I have been involved in the use of computers in fine art for about six years, and write software for my own and other artists’ use, and run classes in the subject (at the City of London Polytechnic). I have explored many aspects of the medium, concentrating on static images for the time being. I think that the visual possibilities of the new medium are only beginning to be realised, and I am convinced that computers will have in the long term a significant impact both on the way that artists work, and in the visual language they employ.

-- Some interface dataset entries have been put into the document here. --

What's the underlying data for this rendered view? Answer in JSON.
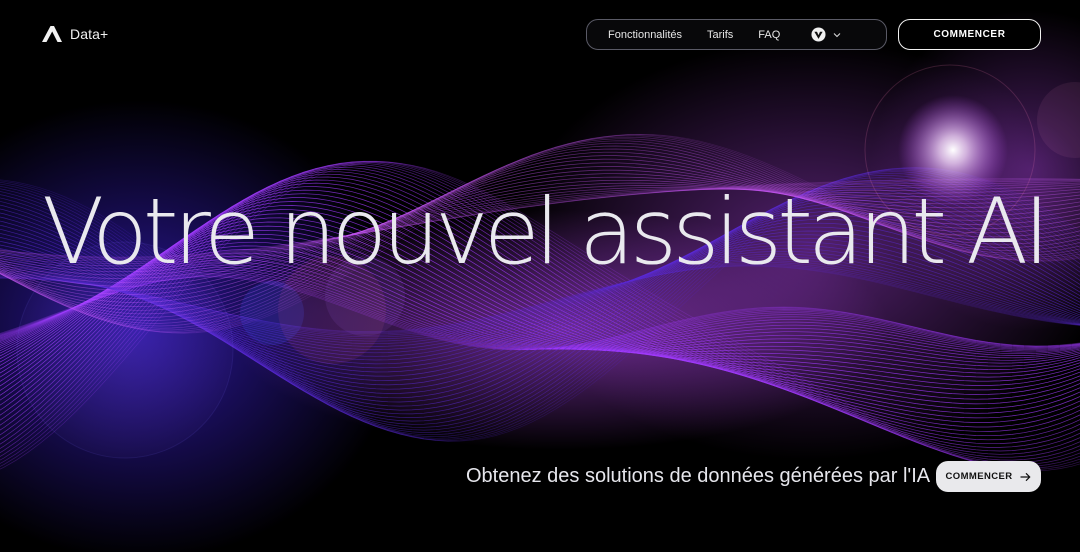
{
  "brand": {
    "name": "Data+"
  },
  "nav": {
    "items": [
      {
        "label": "Fonctionnalités"
      },
      {
        "label": "Tarifs"
      },
      {
        "label": "FAQ"
      }
    ]
  },
  "header": {
    "cta_label": "COMMENCER"
  },
  "hero": {
    "headline": "Votre nouvel assistant AI",
    "subtitle": "Obtenez des solutions de données générées par l'IA",
    "cta_label": "COMMENCER"
  },
  "icons": {
    "logo": "logo-mark-icon",
    "language": "globe-badge-icon",
    "dropdown": "chevron-down-icon",
    "cta": "arrow-right-icon"
  },
  "colors": {
    "background": "#000000",
    "accent_purple": "#a23bff",
    "accent_violet": "#5b2bd8",
    "text": "#e9e9ee",
    "cta_bg": "#e9e9ec"
  }
}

In my latest series I have been exploring some of the problems of producing expressive imagery with 3D software: many systems that artists use originate from engineering applications and can limit expressivity. By building my own more organic-based modeller and placing the rendered 3D images in specially-generated backgrounds I can begin to make a more personal statement, and am able to explore abstract meanings within the language of 3D volume, weight and juxtaposition. I have always been interested in the effect on one of the presence and distribution of large volumes such as building, trees and mountains. For example, when a building or tree disappears in a familiar place, such as the street one lives in, one feels its absence in a curious way that is not just to do with spatial perception: it is an emotional thing, though a rather abstract
- Mike King (UK), City of London Polytechnic, UK